Statistics from Altmetric.com
Spontaneous dissection of the extracranial internal carotid artery (ICA) is a major cause of stroke with severe residual handicap in young adults.1 Recently, stent supported angioplasty has been used to treat intimal dissection in case of neurological symptoms while on anticoagulation or as an alternative to the traditionally accepted use of anticoagulation.2,3 We report a case of internal carotid artery dissection causing hemiplegia successfully treated with emergent endovascular stenting followed by intra-arterial thrombolysis.
A 44 year old right handed man was admitted to the emergency room after an acute episode of left side weakness, which resolved within three hours. The patient had been well until the onset of symptoms. There was no history of trauma, strenuous exercise, hypertension, or other medical problems. In the week prior to admission, he reported intermittent headaches and right sided neck pain after four days of diving. A cranial computed tomography (CT) scan was normal. Diffusion weighted imaging (DWI) of the brain performed six hours after the onset of symptoms while the patient was asymptomatic showed no evidence of infarction. T2-weighted magnetic resonance images and fat suppressed images showed a semilunar hypersignal of a mural haematoma in the infrapetrous segment of the right ICA suggestive of a dissection. Low molecular weight heparin treatment (enoxaparin sodium 1 mg/kg subcutaneously every 12 hours) was started to obtain true anticoagulation.

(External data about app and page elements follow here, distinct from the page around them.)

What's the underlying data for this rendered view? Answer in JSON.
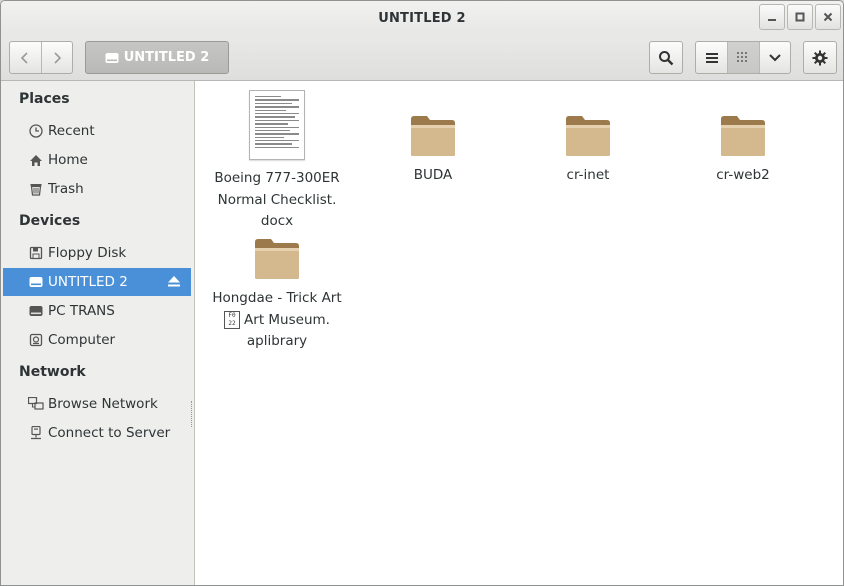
{
  "window": {
    "title": "UNTITLED 2"
  },
  "toolbar": {
    "path_label": "UNTITLED 2",
    "icons": [
      "back-icon",
      "forward-icon",
      "drive-icon",
      "search-icon",
      "list-view-icon",
      "grid-view-icon",
      "chevron-down-icon",
      "gear-icon"
    ]
  },
  "sidebar": {
    "sections": {
      "places": "Places",
      "devices": "Devices",
      "network": "Network"
    },
    "places": [
      {
        "label": "Recent",
        "icon": "clock-icon"
      },
      {
        "label": "Home",
        "icon": "home-icon"
      },
      {
        "label": "Trash",
        "icon": "trash-icon"
      }
    ],
    "devices": [
      {
        "label": "Floppy Disk",
        "icon": "floppy-icon"
      },
      {
        "label": "UNTITLED 2",
        "icon": "drive-icon",
        "selected": true
      },
      {
        "label": "PC TRANS",
        "icon": "drive-icon"
      },
      {
        "label": "Computer",
        "icon": "computer-icon"
      }
    ],
    "network": [
      {
        "label": "Browse Network",
        "icon": "network-icon"
      },
      {
        "label": "Connect to Server",
        "icon": "server-icon"
      }
    ]
  },
  "files": [
    {
      "name_lines": [
        "Boeing 777-300ER",
        "Normal Checklist.",
        "docx"
      ],
      "type": "document"
    },
    {
      "name_lines": [
        "BUDA"
      ],
      "type": "folder"
    },
    {
      "name_lines": [
        "cr-inet"
      ],
      "type": "folder"
    },
    {
      "name_lines": [
        "cr-web2"
      ],
      "type": "folder"
    },
    {
      "name_lines": [
        "Hongdae - Trick Art",
        "Art Museum.",
        "aplibrary"
      ],
      "name_glyph": "F022",
      "type": "folder"
    }
  ],
  "colors": {
    "accent": "#4a90d9",
    "folder": "#c8a97a",
    "sidebar_bg": "#eeeeec"
  }
}
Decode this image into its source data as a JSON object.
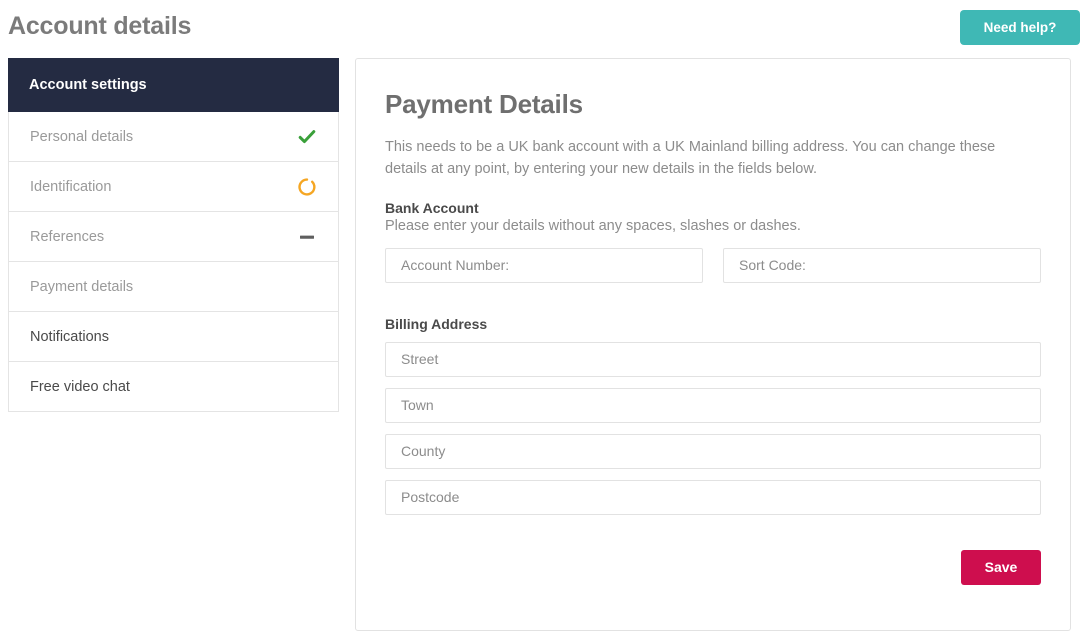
{
  "header": {
    "title": "Account details",
    "help_button": "Need help?"
  },
  "sidebar": {
    "heading": "Account settings",
    "items": [
      {
        "label": "Personal details",
        "status": "complete",
        "status_icon": "check-icon",
        "muted": true
      },
      {
        "label": "Identification",
        "status": "in-progress",
        "status_icon": "circle-ring-icon",
        "muted": true
      },
      {
        "label": "References",
        "status": "not-started",
        "status_icon": "dash-icon",
        "muted": true
      },
      {
        "label": "Payment details",
        "status": "none",
        "status_icon": "",
        "muted": true
      },
      {
        "label": "Notifications",
        "status": "none",
        "status_icon": "",
        "muted": false
      },
      {
        "label": "Free video chat",
        "status": "none",
        "status_icon": "",
        "muted": false
      }
    ]
  },
  "main": {
    "title": "Payment Details",
    "intro": "This needs to be a UK bank account with a UK Mainland billing address. You can change these details at any point, by entering your new details in the fields below.",
    "bank_account": {
      "title": "Bank Account",
      "note": "Please enter your details without any spaces, slashes or dashes.",
      "account_number_placeholder": "Account Number:",
      "account_number_value": "",
      "sort_code_placeholder": "Sort Code:",
      "sort_code_value": ""
    },
    "billing_address": {
      "title": "Billing Address",
      "street_placeholder": "Street",
      "street_value": "",
      "town_placeholder": "Town",
      "town_value": "",
      "county_placeholder": "County",
      "county_value": "",
      "postcode_placeholder": "Postcode",
      "postcode_value": ""
    },
    "save_button": "Save"
  },
  "colors": {
    "navy": "#242b42",
    "teal": "#3fb8b5",
    "crimson": "#ce0e4e",
    "check_green": "#3aa03a",
    "ring_amber": "#f5a623",
    "dash_gray": "#5f5f5f"
  }
}
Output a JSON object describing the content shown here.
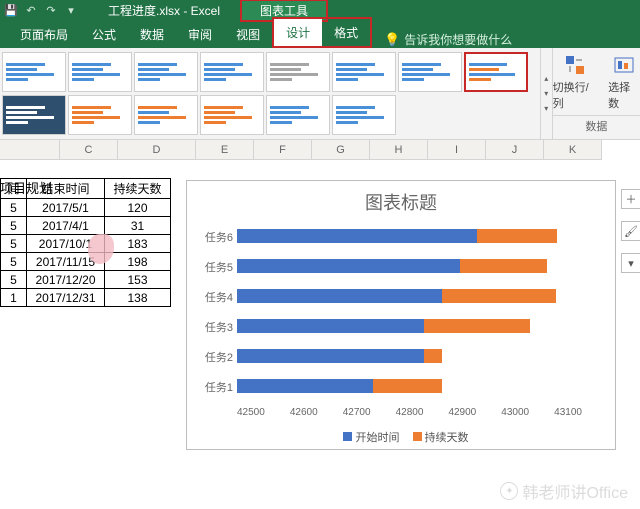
{
  "titlebar": {
    "filename": "工程进度.xlsx - Excel",
    "chart_tools": "图表工具"
  },
  "tabs": {
    "layout": "页面布局",
    "formula": "公式",
    "data": "数据",
    "review": "审阅",
    "view": "视图",
    "design": "设计",
    "format": "格式",
    "tellme": "告诉我你想要做什么"
  },
  "ribbon_right": {
    "switch": "切换行/列",
    "select": "选择数",
    "group": "数据"
  },
  "columns": {
    "C": "C",
    "D": "D",
    "E": "E",
    "F": "F",
    "G": "G",
    "H": "H",
    "I": "I",
    "J": "J",
    "K": "K"
  },
  "table": {
    "plan_title": "项目规划",
    "h_time": "间",
    "h_end": "结束时间",
    "h_days": "持续天数",
    "rows": [
      {
        "t": "5",
        "end": "2017/5/1",
        "days": "120"
      },
      {
        "t": "5",
        "end": "2017/4/1",
        "days": "31"
      },
      {
        "t": "5",
        "end": "2017/10/1",
        "days": "183"
      },
      {
        "t": "5",
        "end": "2017/11/15",
        "days": "198"
      },
      {
        "t": "5",
        "end": "2017/12/20",
        "days": "153"
      },
      {
        "t": "1",
        "end": "2017/12/31",
        "days": "138"
      }
    ]
  },
  "chart": {
    "title": "图表标题",
    "legend": {
      "s1": "开始时间",
      "s2": "持续天数"
    },
    "xticks": [
      "42500",
      "42600",
      "42700",
      "42800",
      "42900",
      "43000",
      "43100"
    ]
  },
  "chart_data": {
    "type": "bar",
    "orientation": "horizontal_stacked",
    "categories": [
      "任务1",
      "任务2",
      "任务3",
      "任务4",
      "任务5",
      "任务6"
    ],
    "series": [
      {
        "name": "开始时间",
        "values": [
          42736,
          42826,
          42826,
          42857,
          42887,
          42918
        ]
      },
      {
        "name": "持续天数",
        "values": [
          120,
          31,
          183,
          198,
          153,
          138
        ]
      }
    ],
    "xlabel": "",
    "ylabel": "",
    "xlim": [
      42500,
      43100
    ],
    "title": "图表标题"
  },
  "watermark": "韩老师讲Office"
}
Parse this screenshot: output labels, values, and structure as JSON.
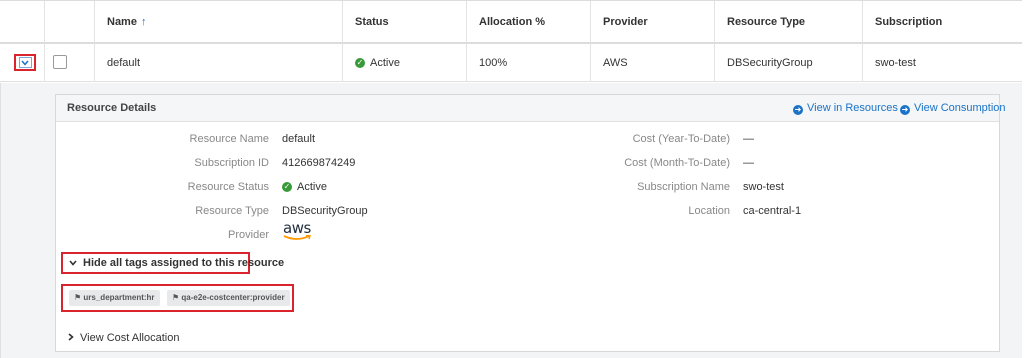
{
  "table": {
    "headers": {
      "name": "Name",
      "name_sort": "↑",
      "status": "Status",
      "allocation": "Allocation %",
      "provider": "Provider",
      "resource_type": "Resource Type",
      "subscription": "Subscription"
    },
    "row": {
      "name": "default",
      "status": "Active",
      "allocation": "100%",
      "provider": "AWS",
      "resource_type": "DBSecurityGroup",
      "subscription": "swo-test"
    }
  },
  "details": {
    "title": "Resource Details",
    "view_in_resources": "View in Resources",
    "view_consumption": "View Consumption",
    "left": {
      "resource_name_label": "Resource Name",
      "resource_name": "default",
      "subscription_id_label": "Subscription ID",
      "subscription_id": "412669874249",
      "resource_status_label": "Resource Status",
      "resource_status": "Active",
      "resource_type_label": "Resource Type",
      "resource_type": "DBSecurityGroup",
      "provider_label": "Provider",
      "provider_logo": "aws"
    },
    "right": {
      "cost_ytd_label": "Cost (Year-To-Date)",
      "cost_ytd": "—",
      "cost_mtd_label": "Cost (Month-To-Date)",
      "cost_mtd": "—",
      "subscription_name_label": "Subscription Name",
      "subscription_name": "swo-test",
      "location_label": "Location",
      "location": "ca-central-1"
    },
    "hide_tags": "Hide all tags assigned to this resource",
    "tags": [
      "urs_department:hr",
      "qa-e2e-costcenter:provider"
    ],
    "view_cost_allocation": "View Cost Allocation"
  },
  "colors": {
    "accent": "#1a73c8",
    "highlight": "#d9232d",
    "active": "#3a9a3a"
  },
  "icons": {
    "sort": "arrow-up-icon",
    "expand": "chevron-down-icon",
    "status": "check-circle-icon",
    "link": "arrow-circle-right-icon",
    "tag": "tag-icon",
    "collapse": "chevron-right-icon"
  }
}
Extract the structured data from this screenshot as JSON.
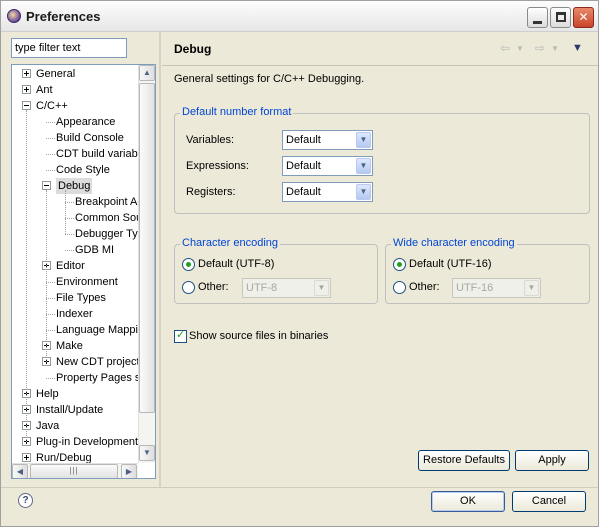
{
  "window": {
    "title": "Preferences"
  },
  "filter": {
    "placeholder": "type filter text",
    "value": "type filter text"
  },
  "tree": {
    "items": [
      {
        "label": "General",
        "level": 0,
        "expander": "plus"
      },
      {
        "label": "Ant",
        "level": 0,
        "expander": "plus"
      },
      {
        "label": "C/C++",
        "level": 0,
        "expander": "minus"
      },
      {
        "label": "Appearance",
        "level": 1,
        "expander": "none"
      },
      {
        "label": "Build Console",
        "level": 1,
        "expander": "none"
      },
      {
        "label": "CDT build variable",
        "level": 1,
        "expander": "none"
      },
      {
        "label": "Code Style",
        "level": 1,
        "expander": "none"
      },
      {
        "label": "Debug",
        "level": 1,
        "expander": "minus",
        "selected": true
      },
      {
        "label": "Breakpoint Ac",
        "level": 2,
        "expander": "none"
      },
      {
        "label": "Common Sour",
        "level": 2,
        "expander": "none"
      },
      {
        "label": "Debugger Typ",
        "level": 2,
        "expander": "none"
      },
      {
        "label": "GDB MI",
        "level": 2,
        "expander": "none"
      },
      {
        "label": "Editor",
        "level": 1,
        "expander": "plus"
      },
      {
        "label": "Environment",
        "level": 1,
        "expander": "none"
      },
      {
        "label": "File Types",
        "level": 1,
        "expander": "none"
      },
      {
        "label": "Indexer",
        "level": 1,
        "expander": "none"
      },
      {
        "label": "Language Mappin",
        "level": 1,
        "expander": "none"
      },
      {
        "label": "Make",
        "level": 1,
        "expander": "plus"
      },
      {
        "label": "New CDT project",
        "level": 1,
        "expander": "plus"
      },
      {
        "label": "Property Pages s",
        "level": 1,
        "expander": "none"
      },
      {
        "label": "Help",
        "level": 0,
        "expander": "plus"
      },
      {
        "label": "Install/Update",
        "level": 0,
        "expander": "plus"
      },
      {
        "label": "Java",
        "level": 0,
        "expander": "plus"
      },
      {
        "label": "Plug-in Development",
        "level": 0,
        "expander": "plus"
      },
      {
        "label": "Run/Debug",
        "level": 0,
        "expander": "plus"
      }
    ]
  },
  "page": {
    "title": "Debug",
    "description": "General settings for C/C++ Debugging.",
    "number_format": {
      "title": "Default number format",
      "fields": [
        {
          "label": "Variables:",
          "value": "Default"
        },
        {
          "label": "Expressions:",
          "value": "Default"
        },
        {
          "label": "Registers:",
          "value": "Default"
        }
      ]
    },
    "char_encoding": {
      "title": "Character encoding",
      "default_option": "Default (UTF-8)",
      "other_option": "Other:",
      "other_value": "UTF-8",
      "selected": "default"
    },
    "wide_encoding": {
      "title": "Wide character encoding",
      "default_option": "Default (UTF-16)",
      "other_option": "Other:",
      "other_value": "UTF-16",
      "selected": "default"
    },
    "show_source": {
      "label": "Show source files in binaries",
      "checked": true
    },
    "restore_defaults": "Restore Defaults",
    "apply": "Apply"
  },
  "footer": {
    "ok": "OK",
    "cancel": "Cancel"
  },
  "colors": {
    "group_title": "#0046d5",
    "check_green": "#21a121"
  }
}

Three hours later, the patient had sudden left sided hemiplegia, …
If you wish to reuse any or all of this article please use the link below which will take you to the Copyright Clearance Center’s RightsLink service. You will be able to get a quick price and instant permission to reuse the content in many different ways.